** Exercise **
Within the listing, each line that has the string "this" should be copied.

○ ○ ○

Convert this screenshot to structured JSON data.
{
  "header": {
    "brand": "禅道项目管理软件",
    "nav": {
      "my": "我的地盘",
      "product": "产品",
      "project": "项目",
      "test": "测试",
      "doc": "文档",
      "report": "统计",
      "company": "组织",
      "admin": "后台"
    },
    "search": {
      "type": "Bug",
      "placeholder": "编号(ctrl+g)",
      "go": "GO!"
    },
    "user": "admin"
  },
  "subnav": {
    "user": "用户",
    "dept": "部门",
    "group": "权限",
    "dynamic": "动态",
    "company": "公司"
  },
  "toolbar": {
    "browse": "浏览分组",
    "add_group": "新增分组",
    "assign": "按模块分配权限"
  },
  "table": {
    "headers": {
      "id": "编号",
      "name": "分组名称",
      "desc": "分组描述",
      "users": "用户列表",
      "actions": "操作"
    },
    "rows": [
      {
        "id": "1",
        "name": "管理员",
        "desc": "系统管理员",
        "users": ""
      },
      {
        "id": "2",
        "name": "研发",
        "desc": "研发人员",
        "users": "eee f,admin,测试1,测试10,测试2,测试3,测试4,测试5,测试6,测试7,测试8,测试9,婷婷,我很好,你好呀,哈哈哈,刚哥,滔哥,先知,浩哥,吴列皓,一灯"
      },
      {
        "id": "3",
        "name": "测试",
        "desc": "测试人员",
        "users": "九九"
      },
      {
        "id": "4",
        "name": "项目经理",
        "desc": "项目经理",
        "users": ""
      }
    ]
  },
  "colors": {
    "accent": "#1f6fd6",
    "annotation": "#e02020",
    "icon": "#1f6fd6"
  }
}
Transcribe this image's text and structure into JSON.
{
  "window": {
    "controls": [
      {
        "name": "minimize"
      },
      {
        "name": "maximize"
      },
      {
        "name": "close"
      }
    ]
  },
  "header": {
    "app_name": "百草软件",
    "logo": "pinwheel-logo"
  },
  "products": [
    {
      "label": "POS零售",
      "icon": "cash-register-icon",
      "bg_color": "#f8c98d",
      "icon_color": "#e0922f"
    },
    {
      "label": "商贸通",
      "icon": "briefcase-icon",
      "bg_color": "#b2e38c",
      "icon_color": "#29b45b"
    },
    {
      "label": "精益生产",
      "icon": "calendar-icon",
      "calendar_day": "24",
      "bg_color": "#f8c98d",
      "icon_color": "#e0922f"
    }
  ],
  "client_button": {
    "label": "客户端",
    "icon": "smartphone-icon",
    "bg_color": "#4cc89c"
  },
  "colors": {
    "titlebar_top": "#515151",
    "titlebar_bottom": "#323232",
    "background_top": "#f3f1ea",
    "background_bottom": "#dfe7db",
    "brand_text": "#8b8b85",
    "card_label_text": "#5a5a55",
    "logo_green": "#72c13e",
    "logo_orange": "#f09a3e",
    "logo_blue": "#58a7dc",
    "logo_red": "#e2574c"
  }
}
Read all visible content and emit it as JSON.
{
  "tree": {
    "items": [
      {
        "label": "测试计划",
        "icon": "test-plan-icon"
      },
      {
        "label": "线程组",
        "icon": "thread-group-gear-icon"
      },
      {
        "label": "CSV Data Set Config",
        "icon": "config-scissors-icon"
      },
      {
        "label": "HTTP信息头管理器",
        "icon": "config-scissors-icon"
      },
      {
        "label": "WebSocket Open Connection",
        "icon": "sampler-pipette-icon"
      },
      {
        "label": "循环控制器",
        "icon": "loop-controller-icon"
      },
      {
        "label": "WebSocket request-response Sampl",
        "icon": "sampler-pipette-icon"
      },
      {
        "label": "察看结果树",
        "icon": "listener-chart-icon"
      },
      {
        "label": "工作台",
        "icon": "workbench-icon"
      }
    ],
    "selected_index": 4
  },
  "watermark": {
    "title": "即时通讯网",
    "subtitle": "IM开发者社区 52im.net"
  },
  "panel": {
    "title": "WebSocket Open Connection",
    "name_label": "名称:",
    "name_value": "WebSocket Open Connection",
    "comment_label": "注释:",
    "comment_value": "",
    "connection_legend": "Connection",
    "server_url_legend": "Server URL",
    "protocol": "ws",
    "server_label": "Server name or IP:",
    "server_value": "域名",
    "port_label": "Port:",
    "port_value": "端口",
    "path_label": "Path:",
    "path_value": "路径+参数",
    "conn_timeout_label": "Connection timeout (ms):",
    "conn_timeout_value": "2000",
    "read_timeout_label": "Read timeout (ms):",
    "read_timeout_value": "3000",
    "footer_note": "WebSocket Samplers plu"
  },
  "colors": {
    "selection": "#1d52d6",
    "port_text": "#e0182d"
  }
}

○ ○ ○

** Task answer **
Convert this screenshot to structured JSON data.
Transcribe this image's text and structure into JSON.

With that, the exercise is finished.